For many people, the last few months of the year are something to look forward to. Baseball fans get the playoffs and the World Series. Football fans can get their fill of professional and collegiate competition. Pumpkin spice is suddenly in everything imaginable. And a variety of holidays—Halloween, Thanksgiving, Christmas, and more—give many people a great deal of joy this time of year. But for those struggling with a mental health disorder, a substance use disorder, or both, the final months of the year can offer up some additional challenges. As a result, many people feel more dread than joy as the calendar pages turn.
Let’s take a look at a few of the challenges—and ways to address them as well.
Less Light Can Lead to Seasonal Affective Disorder
Of all the mental health disorders we can think of, seasonal affective disorder is perhaps the most cleverly named. Its three-letter abbreviation—SAD—is a perfect description of the primary symptom of the disorder.

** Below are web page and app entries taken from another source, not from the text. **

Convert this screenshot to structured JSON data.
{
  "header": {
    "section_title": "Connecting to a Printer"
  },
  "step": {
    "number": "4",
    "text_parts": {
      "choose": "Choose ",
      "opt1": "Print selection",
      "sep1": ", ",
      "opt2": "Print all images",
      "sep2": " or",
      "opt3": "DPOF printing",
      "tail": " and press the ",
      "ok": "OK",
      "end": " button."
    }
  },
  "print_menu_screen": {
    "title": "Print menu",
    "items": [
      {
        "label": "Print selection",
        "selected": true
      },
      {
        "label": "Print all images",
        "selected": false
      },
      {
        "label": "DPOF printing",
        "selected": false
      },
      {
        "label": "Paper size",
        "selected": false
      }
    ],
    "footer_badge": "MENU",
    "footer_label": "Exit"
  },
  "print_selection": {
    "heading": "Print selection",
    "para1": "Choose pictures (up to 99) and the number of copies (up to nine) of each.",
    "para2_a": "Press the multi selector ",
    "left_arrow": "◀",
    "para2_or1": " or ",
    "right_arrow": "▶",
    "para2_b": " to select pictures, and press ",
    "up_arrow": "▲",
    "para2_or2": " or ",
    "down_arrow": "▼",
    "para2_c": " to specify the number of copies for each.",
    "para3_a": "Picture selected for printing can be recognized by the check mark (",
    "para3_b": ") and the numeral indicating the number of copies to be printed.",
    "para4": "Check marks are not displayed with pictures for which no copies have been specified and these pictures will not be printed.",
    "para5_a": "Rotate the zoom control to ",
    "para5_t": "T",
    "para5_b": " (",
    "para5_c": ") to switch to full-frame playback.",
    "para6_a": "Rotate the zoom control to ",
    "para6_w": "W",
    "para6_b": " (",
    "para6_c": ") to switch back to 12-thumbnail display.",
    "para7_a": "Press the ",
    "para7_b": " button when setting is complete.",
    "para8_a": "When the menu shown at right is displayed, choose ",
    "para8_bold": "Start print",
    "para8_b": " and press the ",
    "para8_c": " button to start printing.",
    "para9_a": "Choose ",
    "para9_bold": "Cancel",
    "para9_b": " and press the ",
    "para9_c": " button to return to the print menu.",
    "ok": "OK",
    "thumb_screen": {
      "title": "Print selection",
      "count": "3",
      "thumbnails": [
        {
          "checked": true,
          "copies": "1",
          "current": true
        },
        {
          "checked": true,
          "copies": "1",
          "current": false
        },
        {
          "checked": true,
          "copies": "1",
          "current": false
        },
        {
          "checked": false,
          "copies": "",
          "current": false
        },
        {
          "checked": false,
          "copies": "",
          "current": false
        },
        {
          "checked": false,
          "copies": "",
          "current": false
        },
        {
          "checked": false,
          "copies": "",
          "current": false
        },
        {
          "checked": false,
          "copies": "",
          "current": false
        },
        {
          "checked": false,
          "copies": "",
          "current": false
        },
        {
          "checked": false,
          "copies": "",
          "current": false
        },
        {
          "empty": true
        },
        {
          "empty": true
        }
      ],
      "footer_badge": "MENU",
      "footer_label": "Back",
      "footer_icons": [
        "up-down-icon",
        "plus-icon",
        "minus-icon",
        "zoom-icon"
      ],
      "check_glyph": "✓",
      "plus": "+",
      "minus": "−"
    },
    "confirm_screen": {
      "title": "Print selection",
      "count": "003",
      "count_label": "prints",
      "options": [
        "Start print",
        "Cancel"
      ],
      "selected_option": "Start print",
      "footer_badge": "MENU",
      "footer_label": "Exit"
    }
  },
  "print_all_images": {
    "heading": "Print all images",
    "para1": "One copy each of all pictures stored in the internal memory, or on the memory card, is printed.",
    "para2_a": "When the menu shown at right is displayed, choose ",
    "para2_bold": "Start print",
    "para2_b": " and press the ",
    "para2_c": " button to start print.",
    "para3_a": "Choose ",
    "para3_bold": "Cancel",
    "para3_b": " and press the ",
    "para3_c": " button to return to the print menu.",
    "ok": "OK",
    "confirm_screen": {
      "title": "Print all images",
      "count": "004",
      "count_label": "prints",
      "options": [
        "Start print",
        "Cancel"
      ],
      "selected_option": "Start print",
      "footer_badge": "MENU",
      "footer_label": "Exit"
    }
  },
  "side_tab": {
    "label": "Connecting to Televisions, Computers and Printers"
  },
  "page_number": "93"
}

Seasonal affective disorder is associated with the fact that the days are shorter, and the nights are longer in the final months of the year. Sunlight provides vitamin D, a nutrient with a range of benefits—including helping to regulate mood and reduce symptoms of depression and anxiety. In the waning months of the year, many of us spend far less time in the sun because we are at work or school during the limited hours when the sun is out.
What can you do to ward off SAD during times when there is less natural light available? There are a few options, which include eating foods rich in vitamin D (including salmon, shrimp, mushrooms, and various fortified foods and beverages like yogurt and milk), taking supplements, and making use of a light box to simulate the effects of sunlight.

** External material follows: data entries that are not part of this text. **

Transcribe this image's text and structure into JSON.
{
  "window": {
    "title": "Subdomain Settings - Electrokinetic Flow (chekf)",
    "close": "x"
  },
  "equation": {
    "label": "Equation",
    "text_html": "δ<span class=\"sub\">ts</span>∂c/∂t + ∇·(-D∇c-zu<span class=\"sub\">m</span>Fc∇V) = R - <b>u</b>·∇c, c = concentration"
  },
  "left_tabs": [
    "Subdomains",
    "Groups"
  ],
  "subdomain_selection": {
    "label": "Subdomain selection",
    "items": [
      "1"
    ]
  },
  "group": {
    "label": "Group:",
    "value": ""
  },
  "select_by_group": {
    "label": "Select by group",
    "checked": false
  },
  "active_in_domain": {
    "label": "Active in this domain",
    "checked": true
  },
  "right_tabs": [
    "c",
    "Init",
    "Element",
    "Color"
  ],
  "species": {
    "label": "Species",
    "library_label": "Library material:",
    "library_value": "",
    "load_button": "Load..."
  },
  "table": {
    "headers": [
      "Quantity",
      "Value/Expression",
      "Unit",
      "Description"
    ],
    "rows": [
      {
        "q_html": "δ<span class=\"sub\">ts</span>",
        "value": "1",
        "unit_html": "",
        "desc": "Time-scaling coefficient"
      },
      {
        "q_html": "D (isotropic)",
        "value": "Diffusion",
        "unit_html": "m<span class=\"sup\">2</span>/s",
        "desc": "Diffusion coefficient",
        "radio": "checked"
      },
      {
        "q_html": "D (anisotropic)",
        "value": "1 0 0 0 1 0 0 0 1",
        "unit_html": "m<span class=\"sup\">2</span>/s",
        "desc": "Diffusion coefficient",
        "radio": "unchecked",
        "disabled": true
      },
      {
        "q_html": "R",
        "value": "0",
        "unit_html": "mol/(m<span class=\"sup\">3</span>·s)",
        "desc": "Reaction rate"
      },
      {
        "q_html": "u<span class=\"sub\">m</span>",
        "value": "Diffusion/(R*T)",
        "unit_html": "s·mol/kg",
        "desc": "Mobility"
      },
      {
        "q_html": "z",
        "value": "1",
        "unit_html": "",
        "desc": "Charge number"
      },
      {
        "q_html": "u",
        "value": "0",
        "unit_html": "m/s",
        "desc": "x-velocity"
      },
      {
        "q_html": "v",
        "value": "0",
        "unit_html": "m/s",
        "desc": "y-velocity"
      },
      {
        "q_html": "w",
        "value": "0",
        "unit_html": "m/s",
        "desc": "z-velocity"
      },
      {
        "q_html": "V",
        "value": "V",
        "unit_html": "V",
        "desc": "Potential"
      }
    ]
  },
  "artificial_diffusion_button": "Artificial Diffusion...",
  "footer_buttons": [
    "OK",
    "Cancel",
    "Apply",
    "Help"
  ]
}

The Holidays Are Not So Happy for Everyone with Mental Health and Substance Use
In our collective idealized fantasies about life, holidays are universally beloved. We love the spookiness and sugary goodness of Halloween, we are eager to express our thankfulness (and eat turkey) at Thanksgiving, and we simply can’t wait for Christmas with its vibrant combination of religious solemnity and rampant commercialism that results in a frenzy of unwrapping gifts.

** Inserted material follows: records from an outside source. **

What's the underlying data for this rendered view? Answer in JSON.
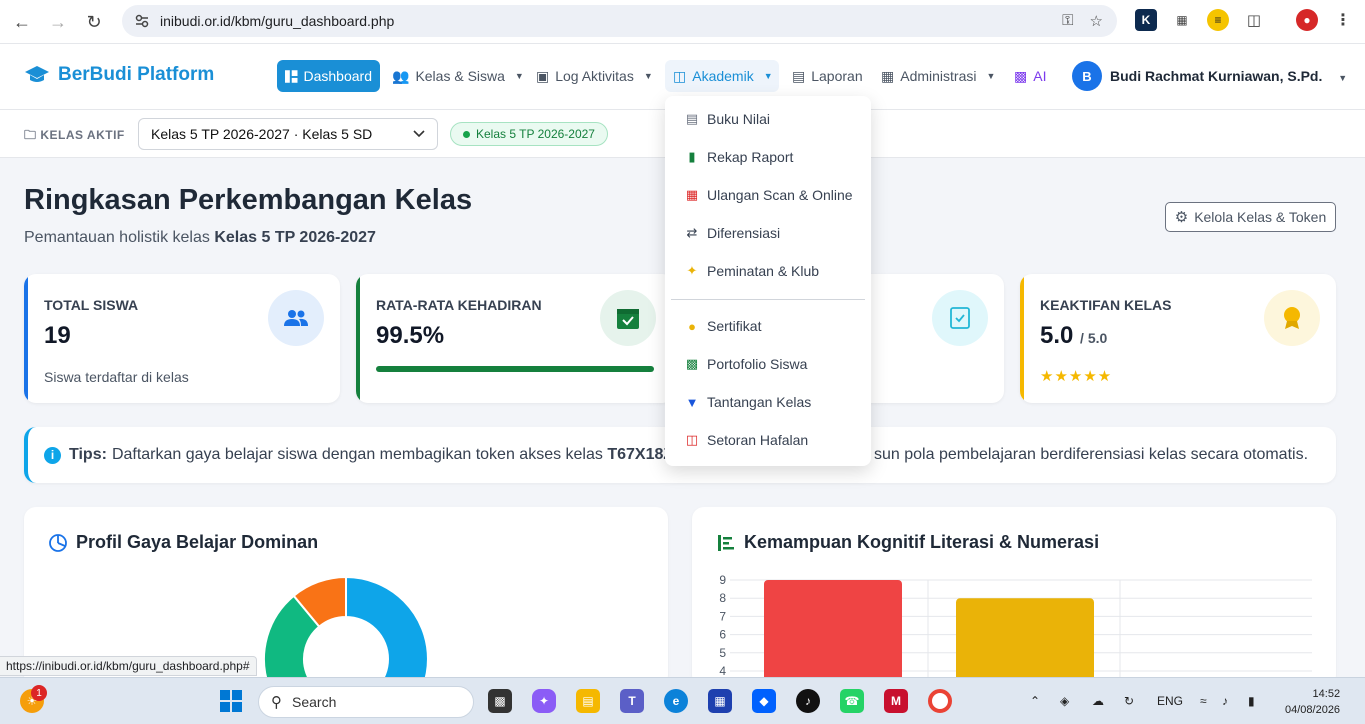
{
  "browser": {
    "url": "inibudi.or.id/kbm/guru_dashboard.php",
    "status_url": "https://inibudi.or.id/kbm/guru_dashboard.php#"
  },
  "nav": {
    "brand": "BerBudi Platform",
    "items": [
      {
        "label": "Dashboard"
      },
      {
        "label": "Kelas & Siswa"
      },
      {
        "label": "Log Aktivitas"
      },
      {
        "label": "Akademik"
      },
      {
        "label": "Laporan"
      },
      {
        "label": "Administrasi"
      },
      {
        "label": "AI"
      }
    ],
    "user_initial": "B",
    "user_name": "Budi Rachmat Kurniawan, S.Pd."
  },
  "classbar": {
    "label": "KELAS AKTIF",
    "selected": "Kelas 5 TP 2026-2027 · Kelas 5 SD",
    "badge": "Kelas 5 TP 2026-2027"
  },
  "page": {
    "title": "Ringkasan Perkembangan Kelas",
    "subtitle_prefix": "Pemantauan holistik kelas",
    "subtitle_class": "Kelas 5 TP 2026-2027",
    "manage_button": "Kelola Kelas & Token"
  },
  "cards": {
    "total": {
      "label": "TOTAL SISWA",
      "value": "19",
      "note": "Siswa terdaftar di kelas"
    },
    "attendance": {
      "label": "RATA-RATA KEHADIRAN",
      "value": "99.5%",
      "progress": 0.995
    },
    "activity": {
      "label": "KEAKTIFAN KELAS",
      "value": "5.0",
      "max": "/ 5.0",
      "stars": 5
    }
  },
  "tips": {
    "label": "Tips:",
    "text_start": "Daftarkan gaya belajar siswa dengan membagikan token akses kelas",
    "token": "T67X18Z",
    "text_end": "sun pola pembelajaran berdiferensiasi kelas secara otomatis."
  },
  "panels": {
    "left_title": "Profil Gaya Belajar Dominan",
    "right_title": "Kemampuan Kognitif Literasi & Numerasi"
  },
  "dropdown": {
    "items": [
      {
        "label": "Buku Nilai"
      },
      {
        "label": "Rekap Raport"
      },
      {
        "label": "Ulangan Scan & Online"
      },
      {
        "label": "Diferensiasi"
      },
      {
        "label": "Peminatan & Klub"
      },
      {
        "label": "Sertifikat"
      },
      {
        "label": "Portofolio Siswa"
      },
      {
        "label": "Tantangan Kelas"
      },
      {
        "label": "Setoran Hafalan"
      }
    ]
  },
  "chart_data": [
    {
      "type": "pie",
      "values": [
        0.5,
        0.39,
        0.11
      ],
      "colors": [
        "#0ea5e9",
        "#10b981",
        "#f97316"
      ]
    },
    {
      "type": "bar",
      "values": [
        9,
        8
      ],
      "colors": [
        "#ef4444",
        "#eab308"
      ],
      "yticks": [
        4,
        5,
        6,
        7,
        8,
        9
      ]
    }
  ],
  "taskbar": {
    "search": "Search",
    "lang": "ENG",
    "time": "14:52",
    "date": "04/08/2026",
    "badge": "1"
  }
}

Of course, that vision doesn’t even grapple with the many people who don’t celebrate those particular holidays for various reasons. But it also fails to grapple with the fact that many people struggle with the pressure to be social and happy at a time when they may not feel like being either of those things.
When it comes to the holidays and your mental health (and sobriety if that is in play), it is perfectly appropriate to set boundaries. For example, you should not feel obligated to host (or even attend) a big family gathering if you know that will be difficult for you. If you do choose to attend, thinking in advance about how you will exit the event if the need arises is a good idea.
While it will likely be difficult to avoid all of the holiday hoopla, setting boundaries and making plans with which you are comfortable is a great way to ensure the season doesn’t overwhelm you.
The Season is Suffused with Sugar
Halloween candy. Thanksgiving pies. Christmas cookies. It can seem like sugar is the official food of fall. Heck, those pumpkin spice lattes have plenty of sugar, too—more than plenty, really.
Of course, no one thinks of sugar as a health food, but especially this time of year, we can be pretty good at not thinking about the impact of the sweet stuff on our physical and mental health—and the ways in which it can jeopardize sobriety as well by reminding the brain of how it felt when drugs or alcohol were being consumed.
Our advice is fairly simple: Keep an eye on your sugar intake throughout the fall. It is okay to have some candy, a piece of pie, a couple of cookies, or a pumpkin spice latte (though not all at the same time). Just be mindful about your choices so that something sweet doesn’t lead to decidedly sour results.
Winter, Spring, Summer, or Fall – We Are Here to Help with Mental Health and Substance Use
No matter the season, Peak View Behavioral Health in Colorado Springs is ready and able to help you address mental health disorders, substance use disorders, or both. Make this the season of better mental health and sobriety.